“Now you be nice to your sister.” “Make sure you play nice tonight.” “He is such a nice young man.”
As human beings, it seems that we are drawn to niceness. We like nice people and encourage people to behave in nice ways. We dislike people who aren’t nice or who don’t behave in nice ways. We teach our children to be nice and juxtapose niceness with a host of vices: grumpiness, cruelty, mean-spiritedness.
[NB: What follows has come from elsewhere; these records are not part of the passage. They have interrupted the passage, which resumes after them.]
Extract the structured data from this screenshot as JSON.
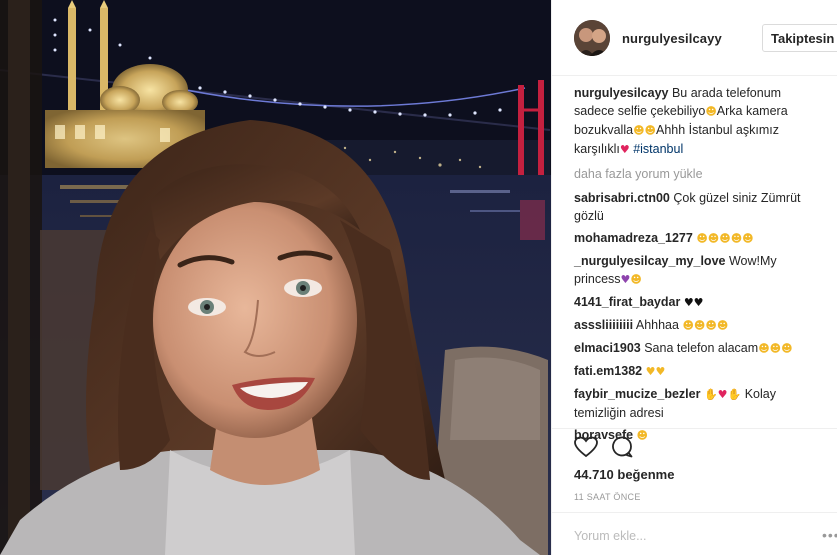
{
  "post": {
    "username": "nurgulyesilcayy",
    "follow_label": "Takiptesin",
    "caption": {
      "user": "nurgulyesilcayy",
      "text_1": " Bu arada telefonum sadece selfie çekebiliyo",
      "text_2": "Arka kamera bozukvalla",
      "text_3": "Ahhh İstanbul aşkımız karşılıklı",
      "hashtag": " #istanbul"
    },
    "load_more_label": "daha fazla yorum yükle",
    "comments": [
      {
        "user": "sabrisabri.ctn00",
        "text": " Çok güzel siniz Zümrüt gözlü"
      },
      {
        "user": "mohamadreza_1277",
        "text": " ",
        "emoji": "😍😍😍😍😍"
      },
      {
        "user": "_nurgulyesilcay_my_love",
        "text": " Wow!My princess",
        "emoji": "💜😍"
      },
      {
        "user": "4141_firat_baydar",
        "text": " ",
        "emoji": "🖤🖤"
      },
      {
        "user": "asssliiiiiiii",
        "text": " Ahhhaa ",
        "emoji": "😍😍😍😍"
      },
      {
        "user": "elmaci1903",
        "text": " Sana telefon alacam",
        "emoji": "😂😂😂"
      },
      {
        "user": "fati.em1382",
        "text": " ",
        "emoji": "💛💛"
      },
      {
        "user": "faybir_mucize_bezler",
        "text_before": " ",
        "emoji": "👏💖👏",
        "text": " Kolay temizliğin adresi"
      },
      {
        "user": "boravsefe",
        "text": " ",
        "emoji": "😂"
      }
    ],
    "likes": "44.710 beğenme",
    "time": "11 SAAT ÖNCE",
    "add_comment_placeholder": "Yorum ekle...",
    "more_label": "•••"
  },
  "colors": {
    "text": "#262626",
    "muted": "#999999",
    "hashtag": "#003569",
    "border": "#efefef"
  },
  "icons": [
    "heart-icon",
    "comment-icon",
    "more-options-icon"
  ]
}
In Galatians 5, Paul contrasts the qualities of fleshly, worldly people with the qualities of Spirit-filled, godly people. He lists the fruit of the Spirit, those character traits that ought to mark God’s people, saying, “But the fruit of the Spirit is love, joy, peace, patience, kindness, goodness, faithfulness, gentleness, self-control; against such things there is no law” (vv. 22–23). Conspicuously absent from Paul’s list is niceness. Kindness is there; patience and gentleness too. But not niceness.
Why isn’t niceness a fruit of the Spirit? Because niceness is a hollow trait that a human can generate even without the inner working of the Holy Spirit. Niceness may require some force of will in the face of disagreement or controversy. It may require restraint. But it does not require an inward transformation.
True love, true joy, true faithfulness and gentleness—these are all qualities for which we are completely dependent upon the Holy Spirit’s work in conforming us to the image of Christ through the Word of God. As we immerse ourselves in God’s Word, as we carefully seek God and His will through the Bible, the Holy Spirit gradually but surely grants us these qualities in growing measure. Now we are able to love—truly love—whereas before we could only hate and brood and love selfishly; now we are able to display patience whereas before we would always explode with anger or perhaps simply simmer with anger; now we are able to be gentle whereas before we were so consistently harsh.
But niceness? Niceness doesn’t require that work of the Spirit. In fact, niceness is often a clever ruse Satan employs to fool us into following ungodly leaders. Be careful around nice people. Evil and ungodly men often rely upon niceness to cover their sin. Where Christians can be fast and blunt in defending the truth, unbelievers—and especially unbelievers claiming to be Christians—can look good in contrast. They can seem so nice as they nicely undermine the very foundations of the Christian faith. Their smiles, their soft words, their sympathetic questions, their niceness—these are all tools designed to mask their opposition to God.
It is not bad to be nice. It is not an evil trait. But it is far better to strive for the higher qualities, the Spirit-given qualities of love, joy, peace, patience, kindness, goodness, faithfulness, gentleness, and self-control. Against such things there is no law, because such Spirit-given qualities cannot be faked forever.